By: Claire Kang
Traveling the world does not necessarily mean physically moving from one country to another country. We can travel to different places without ever needing to leave home by making friends from different countries. Building a friendship with a person from a different culture leads us to see new things, experience new food, and learn new perspectives. The Pal Program has been a bridge for hundreds of domestic and international students. Katharina Santos, a 2017 Pal Program participant, shares her experience as a domestic student.
Q: How did you find out the Pal Program? What motivated you to join the program?
KS: I found out about the Pal Program from the linguistics newsletter we get a couple times during the quarter. I was interested in it because I wanted to learn about cross-cultural studies and meet new people.
Q: What were your pals like? Can you share your experiences with them?
KS: I have had two pals, Wenying and Eric. Both of them are from Chengdu, China, and I became very close with them. We became friends because we had similarities, not only in interests, but in personality. They were open-minded and polite, but also funny, and it felt like meeting up with an old friend by the second week.
Q: How were they different from domestic students? Did you learn anything new from them?
KS: Both Wenying and Eric chose UC Davis, and to study as an international student, so that already defines them as someone who is motivated to learn, and not afraid to go on an adventure in a different country. The more I realized this, the more I respected them, as well as all the other things I learned about them.
Q: Had you believed in any stereotypes about Chinese people before you met them? If you had, did your pals fit your stereotype?
KS: I had watched a documentary a year ago on China’s society in the 1990s, and I was prepared for my new international friends to be very conservative. But they were just as complex as any other intelligent human: Wenying was pro-life, believed women could have equal pay in the workforce in any job. Eric was interested in politics, so we talked about Chile’s past and compared it to China’s present.

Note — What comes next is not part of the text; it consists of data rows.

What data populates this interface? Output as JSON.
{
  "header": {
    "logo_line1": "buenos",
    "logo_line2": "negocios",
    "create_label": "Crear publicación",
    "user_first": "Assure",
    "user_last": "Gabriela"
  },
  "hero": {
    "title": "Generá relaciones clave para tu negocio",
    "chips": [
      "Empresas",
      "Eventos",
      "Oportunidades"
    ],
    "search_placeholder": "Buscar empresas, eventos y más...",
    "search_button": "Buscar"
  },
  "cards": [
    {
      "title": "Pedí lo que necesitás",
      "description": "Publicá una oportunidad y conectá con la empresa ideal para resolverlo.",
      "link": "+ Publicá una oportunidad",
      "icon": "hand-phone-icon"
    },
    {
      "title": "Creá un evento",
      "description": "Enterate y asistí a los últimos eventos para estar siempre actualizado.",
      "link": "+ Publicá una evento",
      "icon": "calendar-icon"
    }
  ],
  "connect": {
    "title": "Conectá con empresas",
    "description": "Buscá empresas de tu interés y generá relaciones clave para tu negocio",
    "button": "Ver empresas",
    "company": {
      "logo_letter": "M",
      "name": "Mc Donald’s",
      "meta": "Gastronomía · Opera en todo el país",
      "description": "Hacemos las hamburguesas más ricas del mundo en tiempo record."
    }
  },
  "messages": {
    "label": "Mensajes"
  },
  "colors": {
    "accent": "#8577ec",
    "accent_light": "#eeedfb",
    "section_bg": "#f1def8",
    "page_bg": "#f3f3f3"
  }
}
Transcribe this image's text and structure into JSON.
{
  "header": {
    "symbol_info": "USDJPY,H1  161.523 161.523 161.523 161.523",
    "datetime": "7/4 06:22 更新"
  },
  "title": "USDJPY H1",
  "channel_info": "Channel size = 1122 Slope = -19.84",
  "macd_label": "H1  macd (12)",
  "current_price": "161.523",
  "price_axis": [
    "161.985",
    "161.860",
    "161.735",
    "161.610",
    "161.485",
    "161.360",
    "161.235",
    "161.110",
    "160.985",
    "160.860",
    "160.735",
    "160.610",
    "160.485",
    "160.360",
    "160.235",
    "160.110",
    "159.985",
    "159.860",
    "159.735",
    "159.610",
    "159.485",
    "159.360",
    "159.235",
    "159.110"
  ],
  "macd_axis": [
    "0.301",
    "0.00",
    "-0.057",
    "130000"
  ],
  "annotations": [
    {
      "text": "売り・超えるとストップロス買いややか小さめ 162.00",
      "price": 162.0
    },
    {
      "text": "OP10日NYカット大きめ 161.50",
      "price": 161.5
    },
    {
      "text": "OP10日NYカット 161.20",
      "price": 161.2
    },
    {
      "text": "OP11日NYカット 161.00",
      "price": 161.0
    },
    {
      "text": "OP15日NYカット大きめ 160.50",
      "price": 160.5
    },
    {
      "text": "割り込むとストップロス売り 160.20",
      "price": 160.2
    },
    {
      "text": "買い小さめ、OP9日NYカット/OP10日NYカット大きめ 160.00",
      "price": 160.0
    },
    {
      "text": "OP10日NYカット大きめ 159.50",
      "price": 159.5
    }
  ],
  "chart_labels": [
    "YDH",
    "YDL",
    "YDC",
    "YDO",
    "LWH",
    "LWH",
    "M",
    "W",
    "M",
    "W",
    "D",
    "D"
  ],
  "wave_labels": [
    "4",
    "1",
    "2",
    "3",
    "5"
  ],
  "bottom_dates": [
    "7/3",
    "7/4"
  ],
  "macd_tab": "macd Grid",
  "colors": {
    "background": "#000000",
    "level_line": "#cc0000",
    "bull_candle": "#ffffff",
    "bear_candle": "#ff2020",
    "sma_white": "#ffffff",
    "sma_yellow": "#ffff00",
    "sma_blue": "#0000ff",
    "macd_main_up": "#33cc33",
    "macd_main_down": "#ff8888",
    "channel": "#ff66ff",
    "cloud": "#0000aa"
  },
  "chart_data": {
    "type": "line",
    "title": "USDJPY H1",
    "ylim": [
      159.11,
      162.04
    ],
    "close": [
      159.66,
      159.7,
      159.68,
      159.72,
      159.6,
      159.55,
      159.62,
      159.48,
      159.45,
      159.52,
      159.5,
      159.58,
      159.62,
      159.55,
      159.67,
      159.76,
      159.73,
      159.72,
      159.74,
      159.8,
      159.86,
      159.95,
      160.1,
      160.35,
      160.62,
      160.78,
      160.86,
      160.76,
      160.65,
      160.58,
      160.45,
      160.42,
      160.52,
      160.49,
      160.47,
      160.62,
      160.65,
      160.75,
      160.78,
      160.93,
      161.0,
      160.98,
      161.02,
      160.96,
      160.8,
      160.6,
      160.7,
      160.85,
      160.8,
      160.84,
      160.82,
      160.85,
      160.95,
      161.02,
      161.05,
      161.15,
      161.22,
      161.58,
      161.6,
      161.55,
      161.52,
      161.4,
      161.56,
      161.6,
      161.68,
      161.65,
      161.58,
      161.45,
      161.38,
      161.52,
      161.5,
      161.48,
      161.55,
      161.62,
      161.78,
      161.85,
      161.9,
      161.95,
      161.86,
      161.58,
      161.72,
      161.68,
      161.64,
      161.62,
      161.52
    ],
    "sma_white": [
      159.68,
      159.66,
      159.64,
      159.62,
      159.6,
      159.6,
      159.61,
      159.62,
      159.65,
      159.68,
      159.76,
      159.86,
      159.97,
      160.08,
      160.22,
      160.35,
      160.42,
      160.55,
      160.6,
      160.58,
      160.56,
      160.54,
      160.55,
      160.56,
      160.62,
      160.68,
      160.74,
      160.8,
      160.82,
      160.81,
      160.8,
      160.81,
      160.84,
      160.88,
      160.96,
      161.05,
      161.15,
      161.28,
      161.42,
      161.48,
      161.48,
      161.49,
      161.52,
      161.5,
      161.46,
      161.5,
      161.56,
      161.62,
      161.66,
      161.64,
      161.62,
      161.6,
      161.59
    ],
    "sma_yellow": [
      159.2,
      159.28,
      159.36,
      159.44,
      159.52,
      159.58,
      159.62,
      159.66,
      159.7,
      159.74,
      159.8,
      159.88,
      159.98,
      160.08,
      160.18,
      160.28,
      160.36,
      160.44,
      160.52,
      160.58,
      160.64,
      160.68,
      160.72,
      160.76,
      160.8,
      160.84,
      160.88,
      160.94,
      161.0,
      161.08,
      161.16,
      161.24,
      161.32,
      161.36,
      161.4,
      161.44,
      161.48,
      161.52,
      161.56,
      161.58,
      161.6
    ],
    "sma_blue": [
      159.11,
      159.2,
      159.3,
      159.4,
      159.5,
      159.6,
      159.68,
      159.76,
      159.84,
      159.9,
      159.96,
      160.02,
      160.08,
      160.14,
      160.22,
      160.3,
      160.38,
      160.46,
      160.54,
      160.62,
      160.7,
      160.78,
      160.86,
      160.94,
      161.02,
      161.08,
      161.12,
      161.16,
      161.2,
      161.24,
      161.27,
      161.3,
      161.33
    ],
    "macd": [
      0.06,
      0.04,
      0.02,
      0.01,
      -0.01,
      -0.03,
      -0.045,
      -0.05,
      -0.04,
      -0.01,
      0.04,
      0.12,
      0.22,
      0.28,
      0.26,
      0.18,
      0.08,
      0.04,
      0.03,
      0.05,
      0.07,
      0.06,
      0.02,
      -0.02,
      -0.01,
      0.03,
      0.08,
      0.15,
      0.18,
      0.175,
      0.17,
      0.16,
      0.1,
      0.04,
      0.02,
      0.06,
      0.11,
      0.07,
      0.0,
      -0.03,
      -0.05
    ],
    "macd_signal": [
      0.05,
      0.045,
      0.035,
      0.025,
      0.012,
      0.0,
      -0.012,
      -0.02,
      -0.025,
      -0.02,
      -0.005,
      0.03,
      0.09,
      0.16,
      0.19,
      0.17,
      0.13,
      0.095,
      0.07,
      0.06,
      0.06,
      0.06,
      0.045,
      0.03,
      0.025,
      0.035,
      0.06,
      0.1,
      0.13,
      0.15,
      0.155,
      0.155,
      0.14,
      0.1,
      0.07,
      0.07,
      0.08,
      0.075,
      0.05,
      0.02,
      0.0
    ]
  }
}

Q: Did you have any language barriers between you and your pals?
KS: The language barrier wasn’t really a problem. Eric and Wenying both were very proficient in English. Eric didn’t have a problem asking what a word meant, which was good because I would know to rephrase something for him so he could learn. Wenying had the idea to use modern technology, so if she forgot a word in English, she looked it up on Google translate, or I looked something up, like to show her what a clarinet was; she knew what it was, but not what it was called in English.
What kind of activities did you do with your pals?
KS: We all watched Marvel, which is the key to any friendship. It was also great to share all my knowledge from linguistics and random things, so when Eric asked, “What’s the difference between ‘dude’ and ‘man’?”, if you remember Avengers Infinity War, I had the tools to explain. There were also other little moments, like when Eric had to tie his shoelace and he forgot the word, and I got to share not only ‘shoelace’, but also ‘aglet’. It was a very good experience, I had a lot of fun. I’m currently Facebook friends with Eric, and have plans to see Wenying next time she’s in Davis (she’s going to graduate school in Texas, so she’ll be in the country!).
Q: Did you have any cultural barriers between you and your pals?
KS: The culture barrier wasn’t too much of a thing to me possibly because I grew up in Alameda. It’s pretty diverse, and nearly half the community is Asian; my classmates were often Asian-American, though, and I had never befriended any of the international students, so this was a nice change to actually talk to someone with a completely different perspective.
Q: What did you enjoy most from the PAL program?
KS: The one thing I enjoyed most from the pal program…would be learning directly from the source about a culture. I knew a lot about Chinese culture, such as when I learned what “Gung hay fat chow” meant, and what the Chinese New Year festivities entailed, because I’d learned about it in elementary school. It was a completely different experience, however, to meet someone and have a conversation about the things they did in their everyday life.
Q: What kind of Chinese culture did you learn from your pals?
KS: Wenying navigated between Daoist and Buddhist beliefs when she talked with her grandparents; Eric admitted to learning the art of calligraphy, but forgetting most of it. Eric was impressed that I not only knew how to use chopsticks, but the correct way (he did not do so, his chopsticks were crossed; but, he’s been using that method for all his life, and it’s working).
The Pal program helps students discover new friends across cultures. Winter quarter registration is now open! Please check out our website to sign up.